▶ Task brief
Scan the entries below for the word "ntfs", then copy each line that holds it.

= Beginning of Section =

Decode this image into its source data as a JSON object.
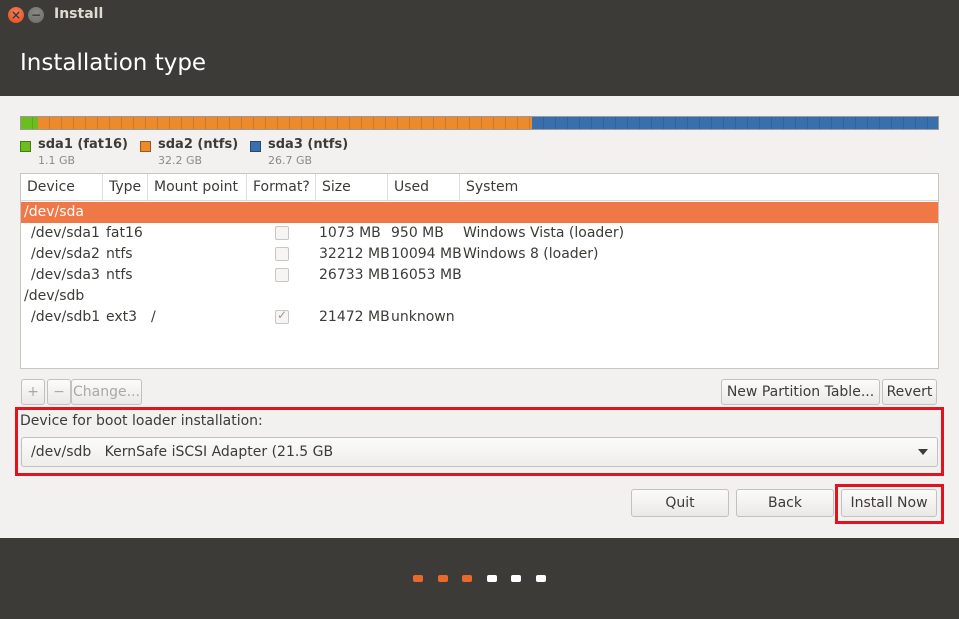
{
  "window": {
    "title": "Install"
  },
  "header": {
    "title": "Installation type"
  },
  "partitions": [
    {
      "name": "sda1 (fat16)",
      "size": "1.1 GB",
      "color": "#6bbe1d"
    },
    {
      "name": "sda2 (ntfs)",
      "size": "32.2 GB",
      "color": "#ec8a2c"
    },
    {
      "name": "sda3 (ntfs)",
      "size": "26.7 GB",
      "color": "#3a6fae"
    }
  ],
  "table": {
    "columns": [
      "Device",
      "Type",
      "Mount point",
      "Format?",
      "Size",
      "Used",
      "System"
    ],
    "rows": [
      {
        "device": "/dev/sda",
        "selected": true
      },
      {
        "device": "/dev/sda1",
        "type": "fat16",
        "mount": "",
        "format": false,
        "size": "1073 MB",
        "used": "950 MB",
        "system": "Windows Vista (loader)"
      },
      {
        "device": "/dev/sda2",
        "type": "ntfs",
        "mount": "",
        "format": false,
        "size": "32212 MB",
        "used": "10094 MB",
        "system": "Windows 8 (loader)"
      },
      {
        "device": "/dev/sda3",
        "type": "ntfs",
        "mount": "",
        "format": false,
        "size": "26733 MB",
        "used": "16053 MB",
        "system": ""
      },
      {
        "device": "/dev/sdb"
      },
      {
        "device": "/dev/sdb1",
        "type": "ext3",
        "mount": "/",
        "format": true,
        "size": "21472 MB",
        "used": "unknown",
        "system": ""
      }
    ]
  },
  "table_actions": {
    "add": "+",
    "remove": "−",
    "change": "Change...",
    "new_table": "New Partition Table...",
    "revert": "Revert"
  },
  "bootloader": {
    "label": "Device for boot loader installation:",
    "value": "/dev/sdb   KernSafe iSCSI Adapter (21.5 GB"
  },
  "buttons": {
    "quit": "Quit",
    "back": "Back",
    "install": "Install Now"
  },
  "progress": {
    "total_steps": 6,
    "completed_steps": 3,
    "done_color": "#e9692c",
    "todo_color": "#ffffff"
  },
  "colors": {
    "accent": "#f07746",
    "highlight_box": "#e0141e"
  }
}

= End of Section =

▶ Result
      "name": "sda2 (ntfs)",
      "name": "sda3 (ntfs)",
        "type": "ntfs",
        "type": "ntfs",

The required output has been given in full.